— Exercise —
The answer must consist of each line of the records below that contains the string "Eylemleri".

··········

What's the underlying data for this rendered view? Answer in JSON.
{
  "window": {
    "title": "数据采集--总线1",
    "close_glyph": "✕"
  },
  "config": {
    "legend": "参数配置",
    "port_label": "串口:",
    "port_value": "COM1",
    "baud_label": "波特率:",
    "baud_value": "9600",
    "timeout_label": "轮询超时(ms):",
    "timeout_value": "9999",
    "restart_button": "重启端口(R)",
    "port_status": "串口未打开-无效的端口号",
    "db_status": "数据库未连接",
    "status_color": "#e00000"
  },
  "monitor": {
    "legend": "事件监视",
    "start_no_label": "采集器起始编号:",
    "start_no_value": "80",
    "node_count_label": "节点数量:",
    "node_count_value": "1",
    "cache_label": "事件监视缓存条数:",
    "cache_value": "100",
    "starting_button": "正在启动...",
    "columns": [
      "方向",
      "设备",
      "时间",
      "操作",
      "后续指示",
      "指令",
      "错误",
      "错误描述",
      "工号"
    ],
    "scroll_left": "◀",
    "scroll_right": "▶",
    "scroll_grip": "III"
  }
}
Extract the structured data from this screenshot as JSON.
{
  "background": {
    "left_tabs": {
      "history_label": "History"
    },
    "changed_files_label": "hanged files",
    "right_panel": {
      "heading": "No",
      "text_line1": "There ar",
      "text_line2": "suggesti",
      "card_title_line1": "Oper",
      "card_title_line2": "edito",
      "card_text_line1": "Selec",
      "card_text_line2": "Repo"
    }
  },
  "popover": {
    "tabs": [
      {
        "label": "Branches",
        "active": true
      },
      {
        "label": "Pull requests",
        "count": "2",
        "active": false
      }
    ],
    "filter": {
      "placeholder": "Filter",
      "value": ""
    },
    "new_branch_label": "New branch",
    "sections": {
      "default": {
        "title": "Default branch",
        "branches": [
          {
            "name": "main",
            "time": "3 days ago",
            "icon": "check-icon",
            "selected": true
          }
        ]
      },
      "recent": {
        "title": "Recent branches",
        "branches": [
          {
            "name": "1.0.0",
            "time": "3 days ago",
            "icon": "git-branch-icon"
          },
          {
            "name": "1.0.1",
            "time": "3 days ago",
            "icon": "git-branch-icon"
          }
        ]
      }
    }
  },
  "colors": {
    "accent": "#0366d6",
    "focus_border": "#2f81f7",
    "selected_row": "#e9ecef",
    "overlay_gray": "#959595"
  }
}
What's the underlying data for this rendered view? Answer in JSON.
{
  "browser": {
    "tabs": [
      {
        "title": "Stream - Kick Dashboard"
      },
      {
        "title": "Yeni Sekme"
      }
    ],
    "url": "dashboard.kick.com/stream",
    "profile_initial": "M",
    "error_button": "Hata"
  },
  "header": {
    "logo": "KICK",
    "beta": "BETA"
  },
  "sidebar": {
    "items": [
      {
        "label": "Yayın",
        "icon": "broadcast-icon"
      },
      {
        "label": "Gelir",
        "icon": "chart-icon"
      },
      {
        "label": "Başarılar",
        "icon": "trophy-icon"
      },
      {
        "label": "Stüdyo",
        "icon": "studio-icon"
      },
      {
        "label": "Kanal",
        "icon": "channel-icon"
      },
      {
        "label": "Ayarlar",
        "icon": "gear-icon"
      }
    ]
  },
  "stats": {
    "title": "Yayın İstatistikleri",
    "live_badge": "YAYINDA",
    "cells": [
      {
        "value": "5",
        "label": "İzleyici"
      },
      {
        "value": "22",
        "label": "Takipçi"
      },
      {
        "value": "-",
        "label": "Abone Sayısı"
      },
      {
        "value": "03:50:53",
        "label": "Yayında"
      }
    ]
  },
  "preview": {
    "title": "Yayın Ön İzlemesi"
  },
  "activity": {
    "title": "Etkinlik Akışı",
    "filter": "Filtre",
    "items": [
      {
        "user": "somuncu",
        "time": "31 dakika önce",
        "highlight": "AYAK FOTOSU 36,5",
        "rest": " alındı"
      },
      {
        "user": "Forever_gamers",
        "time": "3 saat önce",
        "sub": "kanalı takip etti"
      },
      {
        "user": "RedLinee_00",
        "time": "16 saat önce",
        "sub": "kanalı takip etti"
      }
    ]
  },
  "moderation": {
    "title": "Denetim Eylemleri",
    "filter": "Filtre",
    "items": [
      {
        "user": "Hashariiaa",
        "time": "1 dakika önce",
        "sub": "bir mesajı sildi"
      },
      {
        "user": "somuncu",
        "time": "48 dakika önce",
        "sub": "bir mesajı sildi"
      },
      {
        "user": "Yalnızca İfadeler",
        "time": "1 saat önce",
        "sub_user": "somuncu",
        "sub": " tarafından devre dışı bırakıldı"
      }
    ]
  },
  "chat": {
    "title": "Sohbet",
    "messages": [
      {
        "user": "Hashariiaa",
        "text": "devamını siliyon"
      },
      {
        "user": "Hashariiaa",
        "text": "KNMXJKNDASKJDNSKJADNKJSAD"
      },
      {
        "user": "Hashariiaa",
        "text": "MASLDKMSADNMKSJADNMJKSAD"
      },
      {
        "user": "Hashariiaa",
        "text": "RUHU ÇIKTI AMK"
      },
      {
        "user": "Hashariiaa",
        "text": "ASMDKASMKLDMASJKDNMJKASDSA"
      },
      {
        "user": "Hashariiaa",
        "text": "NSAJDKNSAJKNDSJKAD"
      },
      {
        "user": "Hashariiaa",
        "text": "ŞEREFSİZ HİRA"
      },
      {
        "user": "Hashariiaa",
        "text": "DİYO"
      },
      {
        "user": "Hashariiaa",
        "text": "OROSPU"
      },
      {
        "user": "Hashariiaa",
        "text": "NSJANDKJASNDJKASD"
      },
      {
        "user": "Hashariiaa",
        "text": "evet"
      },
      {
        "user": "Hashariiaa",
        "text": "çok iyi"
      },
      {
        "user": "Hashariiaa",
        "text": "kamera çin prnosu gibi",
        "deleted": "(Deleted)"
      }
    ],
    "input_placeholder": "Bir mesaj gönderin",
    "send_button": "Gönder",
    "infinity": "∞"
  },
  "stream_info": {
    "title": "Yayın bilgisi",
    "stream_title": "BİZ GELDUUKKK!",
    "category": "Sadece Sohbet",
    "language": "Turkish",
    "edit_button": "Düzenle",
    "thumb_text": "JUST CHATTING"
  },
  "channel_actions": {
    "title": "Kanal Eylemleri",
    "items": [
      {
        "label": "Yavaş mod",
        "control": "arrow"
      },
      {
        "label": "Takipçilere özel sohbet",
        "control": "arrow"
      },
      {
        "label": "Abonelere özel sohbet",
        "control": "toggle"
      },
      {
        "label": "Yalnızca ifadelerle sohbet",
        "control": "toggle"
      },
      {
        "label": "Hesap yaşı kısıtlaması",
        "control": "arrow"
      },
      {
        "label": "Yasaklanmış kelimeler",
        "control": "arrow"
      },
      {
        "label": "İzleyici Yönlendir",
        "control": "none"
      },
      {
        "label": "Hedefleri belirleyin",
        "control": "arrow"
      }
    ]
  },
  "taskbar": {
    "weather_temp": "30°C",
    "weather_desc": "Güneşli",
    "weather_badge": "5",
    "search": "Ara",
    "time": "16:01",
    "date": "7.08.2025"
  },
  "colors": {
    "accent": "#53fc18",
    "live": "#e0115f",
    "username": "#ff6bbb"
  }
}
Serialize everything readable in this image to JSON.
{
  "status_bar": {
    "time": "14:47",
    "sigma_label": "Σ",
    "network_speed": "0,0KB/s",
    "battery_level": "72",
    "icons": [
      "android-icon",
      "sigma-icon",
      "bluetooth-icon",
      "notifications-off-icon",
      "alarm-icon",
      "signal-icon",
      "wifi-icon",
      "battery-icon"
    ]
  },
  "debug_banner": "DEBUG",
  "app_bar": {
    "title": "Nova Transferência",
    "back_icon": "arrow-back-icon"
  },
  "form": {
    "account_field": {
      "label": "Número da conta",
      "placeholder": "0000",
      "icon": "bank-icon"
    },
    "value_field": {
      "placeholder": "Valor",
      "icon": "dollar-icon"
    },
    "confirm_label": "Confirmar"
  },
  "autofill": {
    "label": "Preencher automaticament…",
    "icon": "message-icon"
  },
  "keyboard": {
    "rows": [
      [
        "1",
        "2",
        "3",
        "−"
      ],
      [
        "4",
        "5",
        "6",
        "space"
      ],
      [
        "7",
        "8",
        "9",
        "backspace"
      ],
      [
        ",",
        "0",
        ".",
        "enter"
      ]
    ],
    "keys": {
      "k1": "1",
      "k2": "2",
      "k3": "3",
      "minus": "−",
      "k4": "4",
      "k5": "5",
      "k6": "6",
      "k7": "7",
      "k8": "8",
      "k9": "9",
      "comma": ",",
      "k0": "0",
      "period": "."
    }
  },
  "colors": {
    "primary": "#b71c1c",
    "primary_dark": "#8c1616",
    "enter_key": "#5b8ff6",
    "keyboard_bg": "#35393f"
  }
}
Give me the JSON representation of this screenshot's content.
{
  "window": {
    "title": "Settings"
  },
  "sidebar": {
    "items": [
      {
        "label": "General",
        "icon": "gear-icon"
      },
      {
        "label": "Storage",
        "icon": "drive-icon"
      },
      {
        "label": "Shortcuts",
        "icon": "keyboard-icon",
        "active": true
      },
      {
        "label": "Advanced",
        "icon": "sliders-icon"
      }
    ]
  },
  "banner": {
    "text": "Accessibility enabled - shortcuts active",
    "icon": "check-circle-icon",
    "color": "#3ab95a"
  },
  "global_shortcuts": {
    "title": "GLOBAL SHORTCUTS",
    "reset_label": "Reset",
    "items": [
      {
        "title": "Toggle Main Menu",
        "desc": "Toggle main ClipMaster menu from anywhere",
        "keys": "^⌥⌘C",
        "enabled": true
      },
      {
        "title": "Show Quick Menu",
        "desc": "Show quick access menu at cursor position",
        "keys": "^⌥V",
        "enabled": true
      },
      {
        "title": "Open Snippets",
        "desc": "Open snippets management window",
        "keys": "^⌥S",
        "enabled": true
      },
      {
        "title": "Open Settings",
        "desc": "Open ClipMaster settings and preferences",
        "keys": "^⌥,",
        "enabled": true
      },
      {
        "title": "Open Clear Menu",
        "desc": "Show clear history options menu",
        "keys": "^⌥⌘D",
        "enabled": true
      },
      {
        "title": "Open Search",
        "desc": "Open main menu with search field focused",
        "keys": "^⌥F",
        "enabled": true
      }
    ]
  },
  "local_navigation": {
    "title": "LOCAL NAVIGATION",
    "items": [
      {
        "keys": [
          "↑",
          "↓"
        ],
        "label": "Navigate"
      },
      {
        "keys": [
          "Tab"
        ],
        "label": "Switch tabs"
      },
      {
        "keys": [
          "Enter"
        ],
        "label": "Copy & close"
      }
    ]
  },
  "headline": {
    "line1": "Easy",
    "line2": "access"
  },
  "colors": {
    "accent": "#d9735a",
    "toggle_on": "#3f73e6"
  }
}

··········

— Written response —
    "title": "Denetim Eylemleri",
    "title": "Kanal Eylemleri",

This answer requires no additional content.